▶ **WHAT IS NEEDED**: Provide the count of lines below where "content" occurs, with no other output.

▶ **App and web page records**:
Start of Block
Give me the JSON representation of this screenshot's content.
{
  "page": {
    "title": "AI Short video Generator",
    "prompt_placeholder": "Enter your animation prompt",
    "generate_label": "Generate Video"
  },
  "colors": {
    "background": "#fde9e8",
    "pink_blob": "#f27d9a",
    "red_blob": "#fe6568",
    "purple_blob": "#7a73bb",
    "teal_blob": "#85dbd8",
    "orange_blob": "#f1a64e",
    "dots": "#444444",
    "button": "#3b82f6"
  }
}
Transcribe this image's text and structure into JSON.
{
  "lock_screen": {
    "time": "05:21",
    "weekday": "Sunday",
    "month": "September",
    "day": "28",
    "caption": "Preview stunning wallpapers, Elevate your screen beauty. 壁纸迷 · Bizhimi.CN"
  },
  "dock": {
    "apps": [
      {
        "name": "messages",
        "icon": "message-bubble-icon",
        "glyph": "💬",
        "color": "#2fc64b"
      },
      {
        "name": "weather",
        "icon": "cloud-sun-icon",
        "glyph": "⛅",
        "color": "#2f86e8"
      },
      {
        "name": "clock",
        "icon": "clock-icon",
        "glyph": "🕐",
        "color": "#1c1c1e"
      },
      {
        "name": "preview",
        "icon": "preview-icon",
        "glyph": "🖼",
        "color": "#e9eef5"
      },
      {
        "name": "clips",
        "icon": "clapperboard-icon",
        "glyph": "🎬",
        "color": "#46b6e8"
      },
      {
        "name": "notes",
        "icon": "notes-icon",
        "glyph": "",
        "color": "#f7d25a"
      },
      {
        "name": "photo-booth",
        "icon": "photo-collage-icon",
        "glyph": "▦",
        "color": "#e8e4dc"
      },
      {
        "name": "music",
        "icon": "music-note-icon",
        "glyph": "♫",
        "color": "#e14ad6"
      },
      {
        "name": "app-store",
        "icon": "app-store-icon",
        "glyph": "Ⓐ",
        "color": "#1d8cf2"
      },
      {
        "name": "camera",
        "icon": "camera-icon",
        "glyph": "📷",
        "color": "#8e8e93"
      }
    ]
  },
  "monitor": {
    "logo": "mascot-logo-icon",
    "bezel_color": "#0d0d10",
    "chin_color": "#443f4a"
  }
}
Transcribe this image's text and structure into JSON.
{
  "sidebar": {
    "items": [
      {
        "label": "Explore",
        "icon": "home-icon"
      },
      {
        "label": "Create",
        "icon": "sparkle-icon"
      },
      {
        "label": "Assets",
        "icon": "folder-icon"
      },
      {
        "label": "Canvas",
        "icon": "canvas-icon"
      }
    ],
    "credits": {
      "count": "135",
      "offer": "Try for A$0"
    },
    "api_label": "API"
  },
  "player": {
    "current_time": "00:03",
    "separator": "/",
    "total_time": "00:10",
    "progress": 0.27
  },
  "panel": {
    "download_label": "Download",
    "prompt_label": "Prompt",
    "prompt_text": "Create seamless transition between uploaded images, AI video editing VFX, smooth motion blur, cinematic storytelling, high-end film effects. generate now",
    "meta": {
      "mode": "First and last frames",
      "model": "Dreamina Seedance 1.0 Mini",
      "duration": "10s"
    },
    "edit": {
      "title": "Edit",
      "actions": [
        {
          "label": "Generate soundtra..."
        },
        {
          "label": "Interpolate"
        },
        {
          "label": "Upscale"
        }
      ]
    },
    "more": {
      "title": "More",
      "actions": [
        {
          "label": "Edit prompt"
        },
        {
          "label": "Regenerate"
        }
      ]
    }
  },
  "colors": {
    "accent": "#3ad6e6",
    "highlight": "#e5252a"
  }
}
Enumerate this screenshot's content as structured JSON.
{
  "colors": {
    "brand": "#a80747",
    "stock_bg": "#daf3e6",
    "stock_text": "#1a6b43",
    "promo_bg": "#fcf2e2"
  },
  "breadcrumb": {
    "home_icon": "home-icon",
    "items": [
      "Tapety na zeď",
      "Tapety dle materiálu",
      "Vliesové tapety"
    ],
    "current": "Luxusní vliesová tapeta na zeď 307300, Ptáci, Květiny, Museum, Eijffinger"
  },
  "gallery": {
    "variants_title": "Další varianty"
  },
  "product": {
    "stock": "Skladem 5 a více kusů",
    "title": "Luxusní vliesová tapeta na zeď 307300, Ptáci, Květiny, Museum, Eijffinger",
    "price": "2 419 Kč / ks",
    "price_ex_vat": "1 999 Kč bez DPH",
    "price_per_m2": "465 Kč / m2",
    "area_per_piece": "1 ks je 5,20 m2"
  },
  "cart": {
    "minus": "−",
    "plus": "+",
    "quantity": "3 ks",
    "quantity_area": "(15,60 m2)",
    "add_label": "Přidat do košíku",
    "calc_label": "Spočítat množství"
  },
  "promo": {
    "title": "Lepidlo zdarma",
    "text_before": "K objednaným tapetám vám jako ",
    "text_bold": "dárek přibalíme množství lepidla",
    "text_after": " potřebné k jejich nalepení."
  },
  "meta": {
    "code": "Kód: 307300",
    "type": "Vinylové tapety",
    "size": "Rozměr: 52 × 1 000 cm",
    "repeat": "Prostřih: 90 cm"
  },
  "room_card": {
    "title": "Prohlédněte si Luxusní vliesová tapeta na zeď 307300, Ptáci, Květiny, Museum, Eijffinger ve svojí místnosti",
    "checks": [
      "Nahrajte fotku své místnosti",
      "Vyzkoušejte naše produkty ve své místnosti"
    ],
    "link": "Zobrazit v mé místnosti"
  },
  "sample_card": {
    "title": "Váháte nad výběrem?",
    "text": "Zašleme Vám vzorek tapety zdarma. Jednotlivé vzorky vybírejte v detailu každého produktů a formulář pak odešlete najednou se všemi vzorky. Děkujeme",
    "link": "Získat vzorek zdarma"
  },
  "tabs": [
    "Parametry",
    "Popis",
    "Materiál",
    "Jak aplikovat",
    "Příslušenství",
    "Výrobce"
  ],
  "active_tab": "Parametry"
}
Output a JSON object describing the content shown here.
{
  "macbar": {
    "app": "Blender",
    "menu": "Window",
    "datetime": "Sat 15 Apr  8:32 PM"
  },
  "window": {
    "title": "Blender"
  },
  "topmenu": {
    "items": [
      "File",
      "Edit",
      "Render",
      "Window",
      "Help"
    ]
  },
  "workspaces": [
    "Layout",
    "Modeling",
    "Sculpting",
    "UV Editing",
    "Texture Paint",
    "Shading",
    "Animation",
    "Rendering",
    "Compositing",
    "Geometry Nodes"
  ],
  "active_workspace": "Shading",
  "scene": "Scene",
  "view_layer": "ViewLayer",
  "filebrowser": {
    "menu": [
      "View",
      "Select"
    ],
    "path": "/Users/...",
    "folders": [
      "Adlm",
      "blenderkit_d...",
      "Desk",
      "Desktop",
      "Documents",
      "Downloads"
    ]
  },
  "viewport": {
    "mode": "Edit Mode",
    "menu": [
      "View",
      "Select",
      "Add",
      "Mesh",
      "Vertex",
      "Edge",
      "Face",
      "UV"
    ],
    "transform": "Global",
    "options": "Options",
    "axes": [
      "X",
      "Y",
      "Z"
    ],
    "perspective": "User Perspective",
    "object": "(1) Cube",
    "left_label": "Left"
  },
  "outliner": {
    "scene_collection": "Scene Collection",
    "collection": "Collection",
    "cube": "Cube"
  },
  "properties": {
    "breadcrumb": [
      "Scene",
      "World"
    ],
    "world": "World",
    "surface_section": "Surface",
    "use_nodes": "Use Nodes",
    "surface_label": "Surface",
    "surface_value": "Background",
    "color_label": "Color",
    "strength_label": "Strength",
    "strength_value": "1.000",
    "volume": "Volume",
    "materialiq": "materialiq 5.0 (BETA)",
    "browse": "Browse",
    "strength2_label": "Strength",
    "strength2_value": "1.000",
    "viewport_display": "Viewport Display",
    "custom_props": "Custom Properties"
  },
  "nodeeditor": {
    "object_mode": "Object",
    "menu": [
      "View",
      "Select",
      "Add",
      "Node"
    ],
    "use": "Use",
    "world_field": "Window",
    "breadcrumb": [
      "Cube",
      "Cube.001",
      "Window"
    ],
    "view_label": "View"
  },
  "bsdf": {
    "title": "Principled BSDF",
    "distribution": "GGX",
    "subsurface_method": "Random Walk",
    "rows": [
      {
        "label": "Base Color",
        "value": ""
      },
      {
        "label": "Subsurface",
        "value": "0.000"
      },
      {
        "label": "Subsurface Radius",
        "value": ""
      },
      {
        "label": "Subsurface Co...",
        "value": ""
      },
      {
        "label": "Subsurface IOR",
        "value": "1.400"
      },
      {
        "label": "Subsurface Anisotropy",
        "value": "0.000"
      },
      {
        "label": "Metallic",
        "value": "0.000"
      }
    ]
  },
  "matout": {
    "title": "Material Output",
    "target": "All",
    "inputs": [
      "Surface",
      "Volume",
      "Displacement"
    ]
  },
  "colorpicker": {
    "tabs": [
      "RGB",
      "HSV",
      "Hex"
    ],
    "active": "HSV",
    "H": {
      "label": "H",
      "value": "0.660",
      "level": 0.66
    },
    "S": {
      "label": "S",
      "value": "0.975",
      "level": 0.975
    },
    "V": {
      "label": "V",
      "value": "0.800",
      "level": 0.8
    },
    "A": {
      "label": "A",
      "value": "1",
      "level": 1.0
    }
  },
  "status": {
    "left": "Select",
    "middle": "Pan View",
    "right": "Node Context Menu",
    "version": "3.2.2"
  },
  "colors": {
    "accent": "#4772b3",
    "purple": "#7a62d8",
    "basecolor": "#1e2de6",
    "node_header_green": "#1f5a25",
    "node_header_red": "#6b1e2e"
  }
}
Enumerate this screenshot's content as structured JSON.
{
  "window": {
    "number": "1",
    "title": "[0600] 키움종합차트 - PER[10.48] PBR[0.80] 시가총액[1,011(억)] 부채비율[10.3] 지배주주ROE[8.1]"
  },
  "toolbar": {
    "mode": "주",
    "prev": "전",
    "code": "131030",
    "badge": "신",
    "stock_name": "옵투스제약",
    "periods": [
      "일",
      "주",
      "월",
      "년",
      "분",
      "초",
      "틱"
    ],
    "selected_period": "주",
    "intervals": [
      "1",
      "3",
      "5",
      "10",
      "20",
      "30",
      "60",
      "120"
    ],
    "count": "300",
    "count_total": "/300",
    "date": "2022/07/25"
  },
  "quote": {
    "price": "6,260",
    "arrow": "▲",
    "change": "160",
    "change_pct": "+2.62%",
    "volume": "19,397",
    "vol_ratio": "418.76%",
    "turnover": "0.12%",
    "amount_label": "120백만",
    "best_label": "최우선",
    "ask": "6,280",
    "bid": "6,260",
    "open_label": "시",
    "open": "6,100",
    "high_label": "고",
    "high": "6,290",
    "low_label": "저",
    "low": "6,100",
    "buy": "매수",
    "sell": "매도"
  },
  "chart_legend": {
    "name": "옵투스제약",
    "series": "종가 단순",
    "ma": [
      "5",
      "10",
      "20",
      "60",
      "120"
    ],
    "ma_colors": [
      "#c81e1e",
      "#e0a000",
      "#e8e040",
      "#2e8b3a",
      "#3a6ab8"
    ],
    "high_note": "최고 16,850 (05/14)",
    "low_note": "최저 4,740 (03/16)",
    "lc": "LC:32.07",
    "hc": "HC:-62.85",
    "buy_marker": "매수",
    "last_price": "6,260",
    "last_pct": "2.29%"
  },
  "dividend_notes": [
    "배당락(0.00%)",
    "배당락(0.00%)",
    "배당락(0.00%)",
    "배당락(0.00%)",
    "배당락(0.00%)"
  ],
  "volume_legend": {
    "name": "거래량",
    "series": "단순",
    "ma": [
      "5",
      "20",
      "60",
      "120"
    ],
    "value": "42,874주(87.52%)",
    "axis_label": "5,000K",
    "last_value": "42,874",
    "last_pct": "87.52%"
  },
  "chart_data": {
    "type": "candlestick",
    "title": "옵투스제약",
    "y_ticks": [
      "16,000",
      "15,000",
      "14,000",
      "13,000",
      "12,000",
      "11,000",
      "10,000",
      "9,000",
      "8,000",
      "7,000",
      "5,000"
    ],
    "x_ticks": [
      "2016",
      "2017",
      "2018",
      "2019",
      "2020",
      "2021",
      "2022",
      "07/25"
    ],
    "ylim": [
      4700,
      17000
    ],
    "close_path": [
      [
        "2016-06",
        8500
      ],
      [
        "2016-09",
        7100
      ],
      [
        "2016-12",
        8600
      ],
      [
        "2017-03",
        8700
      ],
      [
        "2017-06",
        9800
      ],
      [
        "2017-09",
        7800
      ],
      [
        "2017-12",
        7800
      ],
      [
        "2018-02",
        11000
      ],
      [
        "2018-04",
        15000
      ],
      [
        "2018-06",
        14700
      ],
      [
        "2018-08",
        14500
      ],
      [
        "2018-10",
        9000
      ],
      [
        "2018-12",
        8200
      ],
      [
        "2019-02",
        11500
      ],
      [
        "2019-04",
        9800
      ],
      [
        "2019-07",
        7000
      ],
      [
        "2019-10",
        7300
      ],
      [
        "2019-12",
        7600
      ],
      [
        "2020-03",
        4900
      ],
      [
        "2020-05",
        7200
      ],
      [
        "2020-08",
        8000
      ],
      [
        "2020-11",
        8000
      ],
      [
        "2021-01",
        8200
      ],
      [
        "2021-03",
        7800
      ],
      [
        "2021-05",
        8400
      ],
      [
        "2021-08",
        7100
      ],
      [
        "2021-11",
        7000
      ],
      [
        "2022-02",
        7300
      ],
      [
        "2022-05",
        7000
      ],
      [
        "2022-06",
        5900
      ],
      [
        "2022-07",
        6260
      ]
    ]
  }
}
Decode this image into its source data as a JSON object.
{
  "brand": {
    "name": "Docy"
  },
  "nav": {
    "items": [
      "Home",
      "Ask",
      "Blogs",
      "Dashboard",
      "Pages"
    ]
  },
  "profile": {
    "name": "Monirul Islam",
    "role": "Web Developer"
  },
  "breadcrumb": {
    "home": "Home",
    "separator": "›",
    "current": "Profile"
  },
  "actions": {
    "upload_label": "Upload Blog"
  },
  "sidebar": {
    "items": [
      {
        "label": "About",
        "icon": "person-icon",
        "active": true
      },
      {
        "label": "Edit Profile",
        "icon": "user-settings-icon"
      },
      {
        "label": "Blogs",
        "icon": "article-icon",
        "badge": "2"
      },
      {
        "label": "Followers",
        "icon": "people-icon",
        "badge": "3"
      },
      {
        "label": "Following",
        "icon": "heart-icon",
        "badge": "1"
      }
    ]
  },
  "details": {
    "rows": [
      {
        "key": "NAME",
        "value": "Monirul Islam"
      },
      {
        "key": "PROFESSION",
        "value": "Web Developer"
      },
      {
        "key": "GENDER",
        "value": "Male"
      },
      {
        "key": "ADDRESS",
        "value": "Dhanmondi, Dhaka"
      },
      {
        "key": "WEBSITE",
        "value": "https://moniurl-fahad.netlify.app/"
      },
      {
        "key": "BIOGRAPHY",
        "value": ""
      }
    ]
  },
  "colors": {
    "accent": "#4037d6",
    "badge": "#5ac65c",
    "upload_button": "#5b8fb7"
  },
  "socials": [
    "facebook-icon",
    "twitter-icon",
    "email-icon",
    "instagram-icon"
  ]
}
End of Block
▶ **SOLVED EXERCISE**: 4